In addition, HHs felt that of all health professionals, only their family doctor/nurse listened to them, a perception also described in the qualitative study by Arman et al (2020) . According to the occupational health specialist, this feeling might respond to psychosocial aspects underpinning the health conditions of many HHs, which could partly explain why expectations were not met by the health services as a whole; as expressed by Arman et al, (2020; 777): "the combination of physical and mental health issues becomes a challenge in women's encounters with the health system".
People with moderate or high work-related stress use more frequently health services . Since the tourism sector has been identified as one of the most stressful working environments , HHs frequently consult health services with complex problems beyond musculoskeletal pain, but professionals tend to focus on the symptom without searching for the cause. Furthermore, some doctors attribute a psychosomatic origin to symptoms of musculoskeletal injuries in women, and fail to adequately treat the physical problem .
Regarding limitations, we should mention the possible bias that results from family doctors selecting FG participants: (i) overrepresentation of the discourses of the HHs with more health problems, because they attend the health centre more regularly and (ii) overrepresentation of the discourses of the HHs with more job stability, since the family doctor may not know the temporary HHs. Recruitment of young HHs and HHs with a temporary contract was difficult, and thus their discourses are underrepresented. On the other hand, recruitment unrelated to the company or trade unions made them feel safer when explaining their health and occupational experiences. Limitations intrinsic to qualitative studies are weak external validity of results and limited capacity to measure stress incidence among HHs. However, qualitative methods plunge deeply into the explanations of the phenomena, obtain rich information and identify shared explanations of events and experiences.
This study is part of a larger project. The information collected and analysed here was used to design a descriptive study on working conditions, perceived health status and occupational risks with a representative sample of more than 1,000 HHs. The larger study should verify whether the perceptions and experiences expressed in the interviews and FG are shared by the larger community of HHs.

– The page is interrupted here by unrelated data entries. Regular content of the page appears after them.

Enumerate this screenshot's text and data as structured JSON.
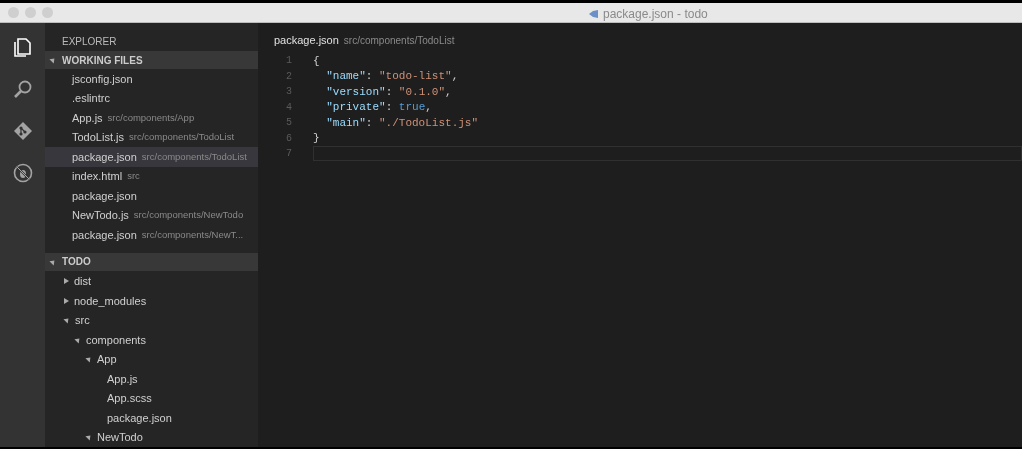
{
  "window": {
    "title": "package.json - todo"
  },
  "activity_bar": [
    {
      "kind": "files",
      "selected": true
    },
    {
      "kind": "search",
      "selected": false
    },
    {
      "kind": "git",
      "selected": false
    },
    {
      "kind": "debug",
      "selected": false
    }
  ],
  "sidebar": {
    "title": "EXPLORER",
    "working_files": {
      "label": "WORKING FILES",
      "expanded": true,
      "items": [
        {
          "name": "jsconfig.json",
          "selected": false
        },
        {
          "name": ".eslintrc",
          "selected": false
        },
        {
          "name": "App.js",
          "path": "src/components/App",
          "selected": false
        },
        {
          "name": "TodoList.js",
          "path": "src/components/TodoList",
          "selected": false
        },
        {
          "name": "package.json",
          "path": "src/components/TodoList",
          "selected": true
        },
        {
          "name": "index.html",
          "path": "src",
          "selected": false
        },
        {
          "name": "package.json",
          "selected": false
        },
        {
          "name": "NewTodo.js",
          "path": "src/components/NewTodo",
          "selected": false
        },
        {
          "name": "package.json",
          "path": "src/components/NewT...",
          "selected": false
        }
      ]
    },
    "folder": {
      "label": "TODO",
      "expanded": true,
      "children": [
        {
          "kind": "folder",
          "name": "dist",
          "expanded": false
        },
        {
          "kind": "folder",
          "name": "node_modules",
          "expanded": false
        },
        {
          "kind": "folder",
          "name": "src",
          "expanded": true,
          "children": [
            {
              "kind": "folder",
              "name": "components",
              "expanded": true,
              "children": [
                {
                  "kind": "folder",
                  "name": "App",
                  "expanded": true,
                  "children": [
                    {
                      "kind": "file",
                      "name": "App.js"
                    },
                    {
                      "kind": "file",
                      "name": "App.scss"
                    },
                    {
                      "kind": "file",
                      "name": "package.json"
                    }
                  ]
                },
                {
                  "kind": "folder",
                  "name": "NewTodo",
                  "expanded": true
                }
              ]
            }
          ]
        }
      ]
    }
  },
  "editor": {
    "file": "package.json",
    "path": "src/components/TodoList",
    "lines": [
      {
        "number": "1",
        "tokens": [
          {
            "kind": "punct",
            "text": "{"
          }
        ]
      },
      {
        "number": "2",
        "tokens": [
          {
            "kind": "key",
            "text": "  \"name\""
          },
          {
            "kind": "punct",
            "text": ": "
          },
          {
            "kind": "string",
            "text": "\"todo-list\""
          },
          {
            "kind": "punct",
            "text": ","
          }
        ]
      },
      {
        "number": "3",
        "tokens": [
          {
            "kind": "key",
            "text": "  \"version\""
          },
          {
            "kind": "punct",
            "text": ": "
          },
          {
            "kind": "string",
            "text": "\"0.1.0\""
          },
          {
            "kind": "punct",
            "text": ","
          }
        ]
      },
      {
        "number": "4",
        "tokens": [
          {
            "kind": "key",
            "text": "  \"private\""
          },
          {
            "kind": "punct",
            "text": ": "
          },
          {
            "kind": "bool",
            "text": "true"
          },
          {
            "kind": "punct",
            "text": ","
          }
        ]
      },
      {
        "number": "5",
        "tokens": [
          {
            "kind": "key",
            "text": "  \"main\""
          },
          {
            "kind": "punct",
            "text": ": "
          },
          {
            "kind": "string",
            "text": "\"./TodoList.js\""
          }
        ]
      },
      {
        "number": "6",
        "tokens": [
          {
            "kind": "punct",
            "text": "}"
          }
        ]
      },
      {
        "number": "7",
        "current": true
      }
    ]
  }
}
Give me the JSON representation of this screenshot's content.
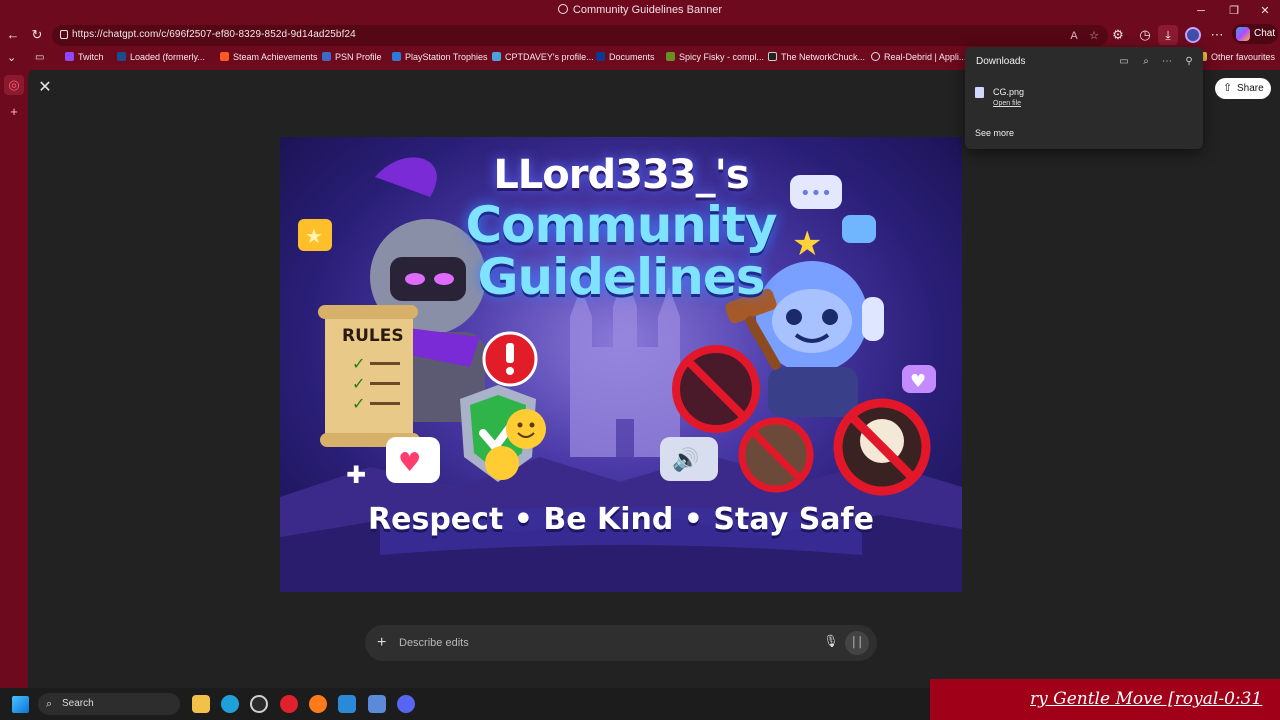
{
  "window": {
    "title": "Community Guidelines Banner"
  },
  "address": {
    "url": "https://chatgpt.com/c/696f2507-ef80-8329-852d-9d14ad25bf24"
  },
  "toolbar": {
    "chat_label": "Chat"
  },
  "bookmarks": [
    {
      "label": "Twitch",
      "color": "#9146ff"
    },
    {
      "label": "Loaded (formerly...",
      "color": "#1a4d8f"
    },
    {
      "label": "Steam Achievements",
      "color": "#ff5a1f"
    },
    {
      "label": "PSN Profile",
      "color": "#3c6ac8"
    },
    {
      "label": "PlayStation Trophies",
      "color": "#2c7bd6"
    },
    {
      "label": "CPTDAVEY's profile...",
      "color": "#4aa3df"
    },
    {
      "label": "Documents",
      "color": "#0b3b8f"
    },
    {
      "label": "Spicy Fisky - compl...",
      "color": "#6b8e23"
    },
    {
      "label": "The NetworkChuck...",
      "color": "#222222"
    },
    {
      "label": "Real-Debrid | Appli...",
      "color": "#e0e0e0"
    },
    {
      "label": "Other favourites",
      "color": "#f0c040"
    }
  ],
  "page": {
    "share_label": "Share"
  },
  "banner": {
    "title_line1": "LLord333_'s",
    "title_line2a": "Community",
    "title_line2b": "Guidelines",
    "rules_label": "RULES",
    "tagline": "Respect • Be Kind • Stay Safe"
  },
  "edit": {
    "placeholder": "Describe edits"
  },
  "downloads": {
    "title": "Downloads",
    "file_name": "CG.png",
    "open_file": "Open file",
    "see_more": "See more"
  },
  "taskbar": {
    "search_label": "Search"
  },
  "overlay": {
    "text": "ry Gentle Move [royal-0:31"
  }
}
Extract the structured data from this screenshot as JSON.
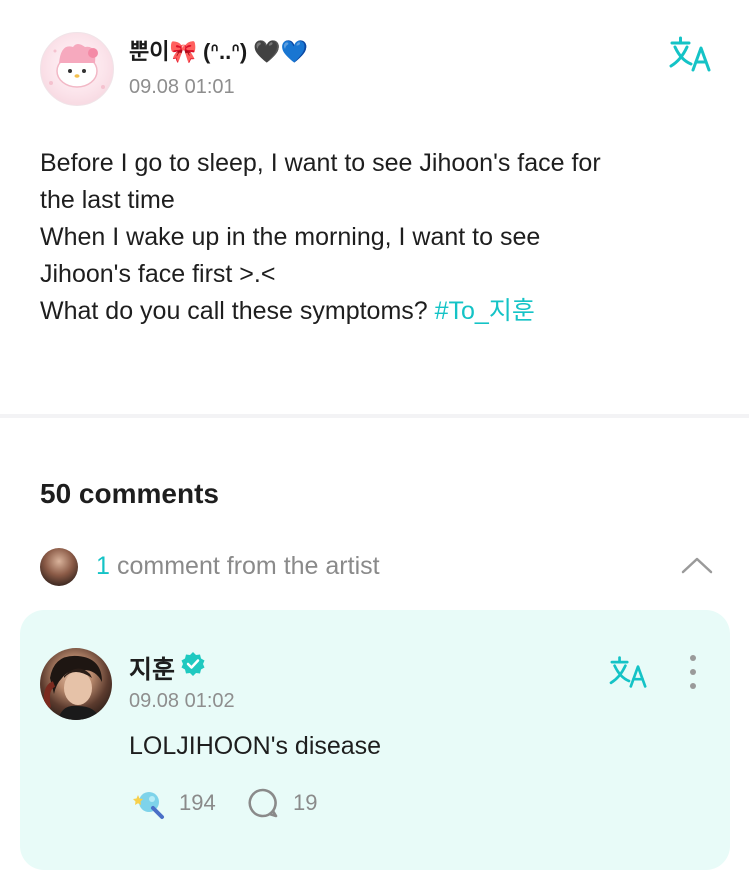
{
  "post": {
    "author_name": "뿐이🎀 (ᐢ..ᐢ) 🖤💙",
    "timestamp": "09.08 01:01",
    "body_lines": [
      "Before I go to sleep, I want to see Jihoon's face for",
      "the last time",
      "When I wake up in the morning, I want to see",
      "Jihoon's face first >.<",
      "What do you call these symptoms? "
    ],
    "hashtag": "#To_지훈",
    "translate_icon": "translate-icon"
  },
  "comments": {
    "title": "50 comments",
    "artist_count": "1",
    "artist_label": "comment from the artist"
  },
  "artist_comment": {
    "name": "지훈",
    "timestamp": "09.08 01:02",
    "text": "LOLJIHOON's disease",
    "reaction_count": "194",
    "reply_count": "19"
  },
  "colors": {
    "accent": "#14c3c6",
    "card_bg": "#e8fbf8",
    "muted": "#8e8e8e",
    "verified": "#1fc9c0"
  }
}
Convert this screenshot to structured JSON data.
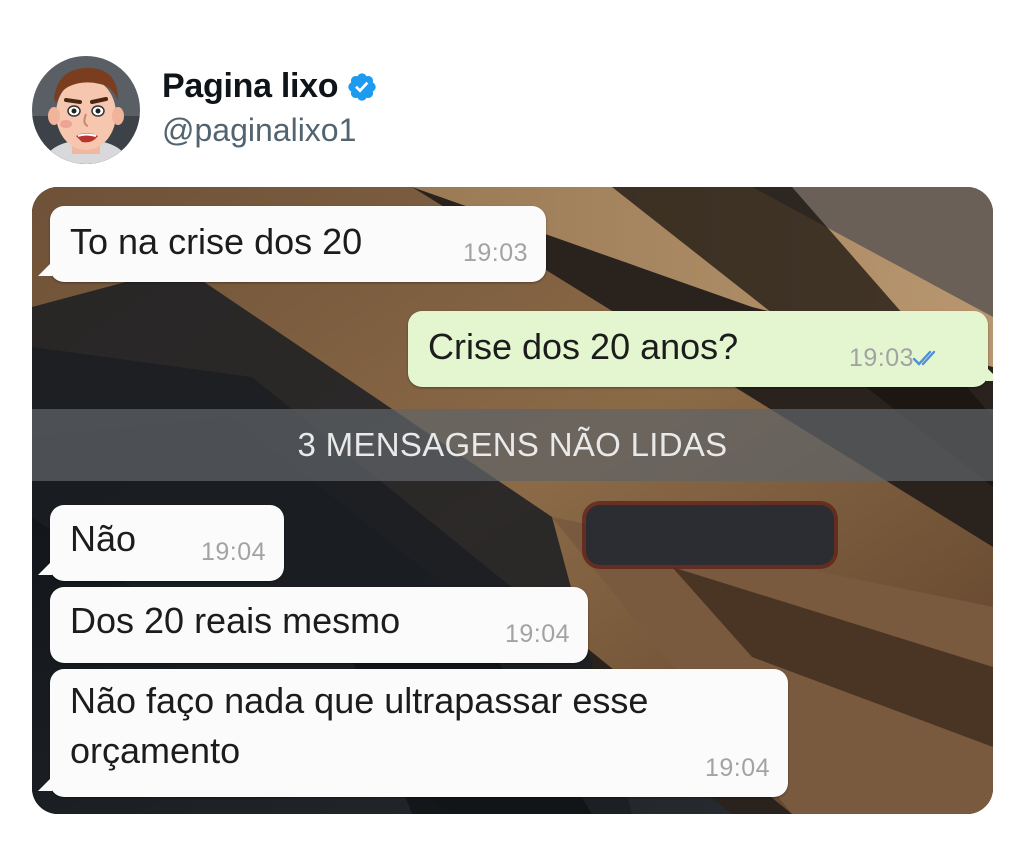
{
  "account": {
    "display_name": "Pagina lixo",
    "handle": "@paginalixo1",
    "verified": true,
    "verified_icon": "verified-badge-icon",
    "verified_color": "#1d9bf0"
  },
  "chat": {
    "messages": [
      {
        "direction": "incoming",
        "text": "To na crise dos 20",
        "time": "19:03"
      },
      {
        "direction": "outgoing",
        "text": "Crise dos 20 anos?",
        "time": "19:03",
        "read_icon": "double-check-icon"
      },
      {
        "direction": "incoming",
        "text": "Não",
        "time": "19:04"
      },
      {
        "direction": "incoming",
        "text": "Dos 20 reais mesmo",
        "time": "19:04"
      },
      {
        "direction": "incoming",
        "text_line1": "Não faço nada que ultrapassar esse",
        "text_line2": "orçamento",
        "time": "19:04"
      }
    ],
    "unread_banner": "3 MENSAGENS NÃO LIDAS",
    "colors": {
      "incoming_bubble": "#fbfbfb",
      "outgoing_bubble": "#e4f6cf",
      "read_ticks": "#4f8fd6"
    }
  }
}
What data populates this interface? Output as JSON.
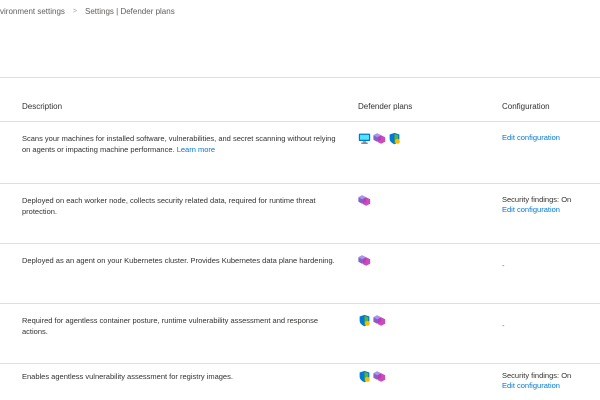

In conclusion, the work of HHs is considered physically demanding and is associated with specific health conditions, mainly MSD. Compared with other occupations, few studies address the perception and health problems of HHs. The results of this study underscore that HHs perceive a causal relationship between their occupation and their health issues (mainly MSD, anxiety and stress). When they feel unwell, HHs usually resort to medication and attend health services, which they consider mostly adequate.